___ DATA PROVIDED

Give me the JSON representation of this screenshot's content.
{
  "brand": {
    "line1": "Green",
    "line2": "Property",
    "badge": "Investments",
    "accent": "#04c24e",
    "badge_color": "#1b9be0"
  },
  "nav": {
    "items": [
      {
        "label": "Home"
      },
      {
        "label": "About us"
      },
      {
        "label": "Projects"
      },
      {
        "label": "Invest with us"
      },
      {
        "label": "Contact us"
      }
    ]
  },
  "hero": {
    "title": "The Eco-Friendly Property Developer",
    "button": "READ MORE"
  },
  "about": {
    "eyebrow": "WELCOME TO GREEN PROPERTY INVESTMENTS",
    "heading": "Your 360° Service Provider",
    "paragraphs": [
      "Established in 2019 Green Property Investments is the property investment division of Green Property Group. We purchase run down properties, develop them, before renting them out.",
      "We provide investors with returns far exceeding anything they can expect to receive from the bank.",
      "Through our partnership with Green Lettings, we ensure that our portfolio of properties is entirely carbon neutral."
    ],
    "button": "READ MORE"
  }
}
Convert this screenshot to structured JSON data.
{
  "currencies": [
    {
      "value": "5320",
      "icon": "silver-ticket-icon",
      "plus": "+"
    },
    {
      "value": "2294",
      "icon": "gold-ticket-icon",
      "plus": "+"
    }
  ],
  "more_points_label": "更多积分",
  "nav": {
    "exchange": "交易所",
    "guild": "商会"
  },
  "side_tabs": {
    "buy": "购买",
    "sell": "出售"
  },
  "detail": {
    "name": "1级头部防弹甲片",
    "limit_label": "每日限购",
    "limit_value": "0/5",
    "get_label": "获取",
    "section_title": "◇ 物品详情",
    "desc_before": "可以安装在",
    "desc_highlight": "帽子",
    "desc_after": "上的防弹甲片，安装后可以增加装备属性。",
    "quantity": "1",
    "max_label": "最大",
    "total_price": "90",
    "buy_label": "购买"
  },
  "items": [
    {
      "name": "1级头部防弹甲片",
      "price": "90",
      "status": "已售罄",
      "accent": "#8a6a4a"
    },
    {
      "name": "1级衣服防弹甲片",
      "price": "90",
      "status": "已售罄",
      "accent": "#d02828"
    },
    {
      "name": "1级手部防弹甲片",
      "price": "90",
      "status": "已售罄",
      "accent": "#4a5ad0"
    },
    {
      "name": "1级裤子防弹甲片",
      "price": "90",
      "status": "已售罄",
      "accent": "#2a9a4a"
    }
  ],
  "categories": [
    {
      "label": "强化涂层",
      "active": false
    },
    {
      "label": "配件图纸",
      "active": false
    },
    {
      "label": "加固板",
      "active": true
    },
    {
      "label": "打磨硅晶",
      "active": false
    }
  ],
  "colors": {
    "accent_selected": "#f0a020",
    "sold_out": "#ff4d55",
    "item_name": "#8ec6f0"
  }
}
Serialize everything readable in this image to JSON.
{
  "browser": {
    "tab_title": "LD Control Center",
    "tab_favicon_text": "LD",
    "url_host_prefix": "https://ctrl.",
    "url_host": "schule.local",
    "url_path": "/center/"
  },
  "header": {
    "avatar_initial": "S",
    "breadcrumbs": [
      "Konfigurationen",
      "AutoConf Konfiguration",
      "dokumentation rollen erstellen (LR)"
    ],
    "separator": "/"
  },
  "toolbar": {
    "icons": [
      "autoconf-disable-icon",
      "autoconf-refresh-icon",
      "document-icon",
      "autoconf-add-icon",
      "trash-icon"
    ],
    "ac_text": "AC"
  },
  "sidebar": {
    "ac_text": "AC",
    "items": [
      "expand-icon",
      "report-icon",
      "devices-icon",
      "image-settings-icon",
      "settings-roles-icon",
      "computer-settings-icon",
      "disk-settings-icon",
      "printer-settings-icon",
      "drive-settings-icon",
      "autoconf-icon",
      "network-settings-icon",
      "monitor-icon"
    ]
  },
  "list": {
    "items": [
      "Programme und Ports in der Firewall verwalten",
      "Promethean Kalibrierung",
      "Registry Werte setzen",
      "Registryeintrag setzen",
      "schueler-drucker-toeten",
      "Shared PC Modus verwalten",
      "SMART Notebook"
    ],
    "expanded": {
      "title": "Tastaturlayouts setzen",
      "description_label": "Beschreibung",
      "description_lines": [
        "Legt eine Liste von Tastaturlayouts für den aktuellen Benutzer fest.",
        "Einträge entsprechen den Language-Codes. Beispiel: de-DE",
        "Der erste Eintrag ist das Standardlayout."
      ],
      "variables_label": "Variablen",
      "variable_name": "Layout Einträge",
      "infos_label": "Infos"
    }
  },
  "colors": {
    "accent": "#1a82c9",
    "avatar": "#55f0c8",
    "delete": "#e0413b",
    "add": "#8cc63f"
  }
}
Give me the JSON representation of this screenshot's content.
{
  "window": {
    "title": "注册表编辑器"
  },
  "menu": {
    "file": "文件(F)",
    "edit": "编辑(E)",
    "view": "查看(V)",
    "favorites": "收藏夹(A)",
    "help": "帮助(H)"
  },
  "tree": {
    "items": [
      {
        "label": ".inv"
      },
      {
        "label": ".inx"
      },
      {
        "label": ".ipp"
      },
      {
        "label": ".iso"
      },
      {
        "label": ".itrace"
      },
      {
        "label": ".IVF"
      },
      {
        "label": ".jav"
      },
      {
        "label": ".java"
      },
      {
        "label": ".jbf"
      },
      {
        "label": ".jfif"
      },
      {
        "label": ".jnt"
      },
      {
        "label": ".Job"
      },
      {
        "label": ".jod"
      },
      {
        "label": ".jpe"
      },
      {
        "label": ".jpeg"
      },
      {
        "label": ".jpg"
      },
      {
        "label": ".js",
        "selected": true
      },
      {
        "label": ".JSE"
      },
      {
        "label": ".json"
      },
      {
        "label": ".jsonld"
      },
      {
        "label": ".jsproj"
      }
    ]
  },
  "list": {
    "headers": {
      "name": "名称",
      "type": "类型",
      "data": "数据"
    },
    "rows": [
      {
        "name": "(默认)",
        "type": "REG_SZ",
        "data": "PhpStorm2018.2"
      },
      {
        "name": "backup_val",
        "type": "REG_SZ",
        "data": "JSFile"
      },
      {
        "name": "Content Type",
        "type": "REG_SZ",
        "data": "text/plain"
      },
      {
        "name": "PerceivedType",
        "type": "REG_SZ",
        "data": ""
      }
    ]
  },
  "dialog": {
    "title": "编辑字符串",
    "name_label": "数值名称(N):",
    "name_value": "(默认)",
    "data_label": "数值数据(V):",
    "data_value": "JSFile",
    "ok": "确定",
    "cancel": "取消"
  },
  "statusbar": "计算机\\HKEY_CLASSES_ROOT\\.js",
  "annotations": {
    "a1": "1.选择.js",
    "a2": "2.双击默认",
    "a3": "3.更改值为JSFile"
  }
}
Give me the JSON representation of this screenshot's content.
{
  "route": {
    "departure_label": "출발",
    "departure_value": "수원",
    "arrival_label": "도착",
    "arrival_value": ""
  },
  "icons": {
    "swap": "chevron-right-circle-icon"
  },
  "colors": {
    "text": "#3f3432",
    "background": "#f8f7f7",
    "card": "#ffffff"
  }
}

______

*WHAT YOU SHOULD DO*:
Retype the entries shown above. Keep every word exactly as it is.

*EXERCISE ANSWER*:
Give me the JSON representation of this screenshot's content.
{
  "brand": {
    "line1": "Green",
    "line2": "Property",
    "badge": "Investments",
    "accent": "#04c24e",
    "badge_color": "#1b9be0"
  },
  "nav": {
    "items": [
      {
        "label": "Home"
      },
      {
        "label": "About us"
      },
      {
        "label": "Projects"
      },
      {
        "label": "Invest with us"
      },
      {
        "label": "Contact us"
      }
    ]
  },
  "hero": {
    "title": "The Eco-Friendly Property Developer",
    "button": "READ MORE"
  },
  "about": {
    "eyebrow": "WELCOME TO GREEN PROPERTY INVESTMENTS",
    "heading": "Your 360° Service Provider",
    "paragraphs": [
      "Established in 2019 Green Property Investments is the property investment division of Green Property Group. We purchase run down properties, develop them, before renting them out.",
      "We provide investors with returns far exceeding anything they can expect to receive from the bank.",
      "Through our partnership with Green Lettings, we ensure that our portfolio of properties is entirely carbon neutral."
    ],
    "button": "READ MORE"
  }
}
Convert this screenshot to structured JSON data.
{
  "currencies": [
    {
      "value": "5320",
      "icon": "silver-ticket-icon",
      "plus": "+"
    },
    {
      "value": "2294",
      "icon": "gold-ticket-icon",
      "plus": "+"
    }
  ],
  "more_points_label": "更多积分",
  "nav": {
    "exchange": "交易所",
    "guild": "商会"
  },
  "side_tabs": {
    "buy": "购买",
    "sell": "出售"
  },
  "detail": {
    "name": "1级头部防弹甲片",
    "limit_label": "每日限购",
    "limit_value": "0/5",
    "get_label": "获取",
    "section_title": "◇ 物品详情",
    "desc_before": "可以安装在",
    "desc_highlight": "帽子",
    "desc_after": "上的防弹甲片，安装后可以增加装备属性。",
    "quantity": "1",
    "max_label": "最大",
    "total_price": "90",
    "buy_label": "购买"
  },
  "items": [
    {
      "name": "1级头部防弹甲片",
      "price": "90",
      "status": "已售罄",
      "accent": "#8a6a4a"
    },
    {
      "name": "1级衣服防弹甲片",
      "price": "90",
      "status": "已售罄",
      "accent": "#d02828"
    },
    {
      "name": "1级手部防弹甲片",
      "price": "90",
      "status": "已售罄",
      "accent": "#4a5ad0"
    },
    {
      "name": "1级裤子防弹甲片",
      "price": "90",
      "status": "已售罄",
      "accent": "#2a9a4a"
    }
  ],
  "categories": [
    {
      "label": "强化涂层",
      "active": false
    },
    {
      "label": "配件图纸",
      "active": false
    },
    {
      "label": "加固板",
      "active": true
    },
    {
      "label": "打磨硅晶",
      "active": false
    }
  ],
  "colors": {
    "accent_selected": "#f0a020",
    "sold_out": "#ff4d55",
    "item_name": "#8ec6f0"
  }
}
Serialize everything readable in this image to JSON.
{
  "browser": {
    "tab_title": "LD Control Center",
    "tab_favicon_text": "LD",
    "url_host_prefix": "https://ctrl.",
    "url_host": "schule.local",
    "url_path": "/center/"
  },
  "header": {
    "avatar_initial": "S",
    "breadcrumbs": [
      "Konfigurationen",
      "AutoConf Konfiguration",
      "dokumentation rollen erstellen (LR)"
    ],
    "separator": "/"
  },
  "toolbar": {
    "icons": [
      "autoconf-disable-icon",
      "autoconf-refresh-icon",
      "document-icon",
      "autoconf-add-icon",
      "trash-icon"
    ],
    "ac_text": "AC"
  },
  "sidebar": {
    "ac_text": "AC",
    "items": [
      "expand-icon",
      "report-icon",
      "devices-icon",
      "image-settings-icon",
      "settings-roles-icon",
      "computer-settings-icon",
      "disk-settings-icon",
      "printer-settings-icon",
      "drive-settings-icon",
      "autoconf-icon",
      "network-settings-icon",
      "monitor-icon"
    ]
  },
  "list": {
    "items": [
      "Programme und Ports in der Firewall verwalten",
      "Promethean Kalibrierung",
      "Registry Werte setzen",
      "Registryeintrag setzen",
      "schueler-drucker-toeten",
      "Shared PC Modus verwalten",
      "SMART Notebook"
    ],
    "expanded": {
      "title": "Tastaturlayouts setzen",
      "description_label": "Beschreibung",
      "description_lines": [
        "Legt eine Liste von Tastaturlayouts für den aktuellen Benutzer fest.",
        "Einträge entsprechen den Language-Codes. Beispiel: de-DE",
        "Der erste Eintrag ist das Standardlayout."
      ],
      "variables_label": "Variablen",
      "variable_name": "Layout Einträge",
      "infos_label": "Infos"
    }
  },
  "colors": {
    "accent": "#1a82c9",
    "avatar": "#55f0c8",
    "delete": "#e0413b",
    "add": "#8cc63f"
  }
}
Give me the JSON representation of this screenshot's content.
{
  "window": {
    "title": "注册表编辑器"
  },
  "menu": {
    "file": "文件(F)",
    "edit": "编辑(E)",
    "view": "查看(V)",
    "favorites": "收藏夹(A)",
    "help": "帮助(H)"
  },
  "tree": {
    "items": [
      {
        "label": ".inv"
      },
      {
        "label": ".inx"
      },
      {
        "label": ".ipp"
      },
      {
        "label": ".iso"
      },
      {
        "label": ".itrace"
      },
      {
        "label": ".IVF"
      },
      {
        "label": ".jav"
      },
      {
        "label": ".java"
      },
      {
        "label": ".jbf"
      },
      {
        "label": ".jfif"
      },
      {
        "label": ".jnt"
      },
      {
        "label": ".Job"
      },
      {
        "label": ".jod"
      },
      {
        "label": ".jpe"
      },
      {
        "label": ".jpeg"
      },
      {
        "label": ".jpg"
      },
      {
        "label": ".js",
        "selected": true
      },
      {
        "label": ".JSE"
      },
      {
        "label": ".json"
      },
      {
        "label": ".jsonld"
      },
      {
        "label": ".jsproj"
      }
    ]
  },
  "list": {
    "headers": {
      "name": "名称",
      "type": "类型",
      "data": "数据"
    },
    "rows": [
      {
        "name": "(默认)",
        "type": "REG_SZ",
        "data": "PhpStorm2018.2"
      },
      {
        "name": "backup_val",
        "type": "REG_SZ",
        "data": "JSFile"
      },
      {
        "name": "Content Type",
        "type": "REG_SZ",
        "data": "text/plain"
      },
      {
        "name": "PerceivedType",
        "type": "REG_SZ",
        "data": ""
      }
    ]
  },
  "dialog": {
    "title": "编辑字符串",
    "name_label": "数值名称(N):",
    "name_value": "(默认)",
    "data_label": "数值数据(V):",
    "data_value": "JSFile",
    "ok": "确定",
    "cancel": "取消"
  },
  "statusbar": "计算机\\HKEY_CLASSES_ROOT\\.js",
  "annotations": {
    "a1": "1.选择.js",
    "a2": "2.双击默认",
    "a3": "3.更改值为JSFile"
  }
}
Give me the JSON representation of this screenshot's content.
{
  "route": {
    "departure_label": "출발",
    "departure_value": "수원",
    "arrival_label": "도착",
    "arrival_value": ""
  },
  "icons": {
    "swap": "chevron-right-circle-icon"
  },
  "colors": {
    "text": "#3f3432",
    "background": "#f8f7f7",
    "card": "#ffffff"
  }
}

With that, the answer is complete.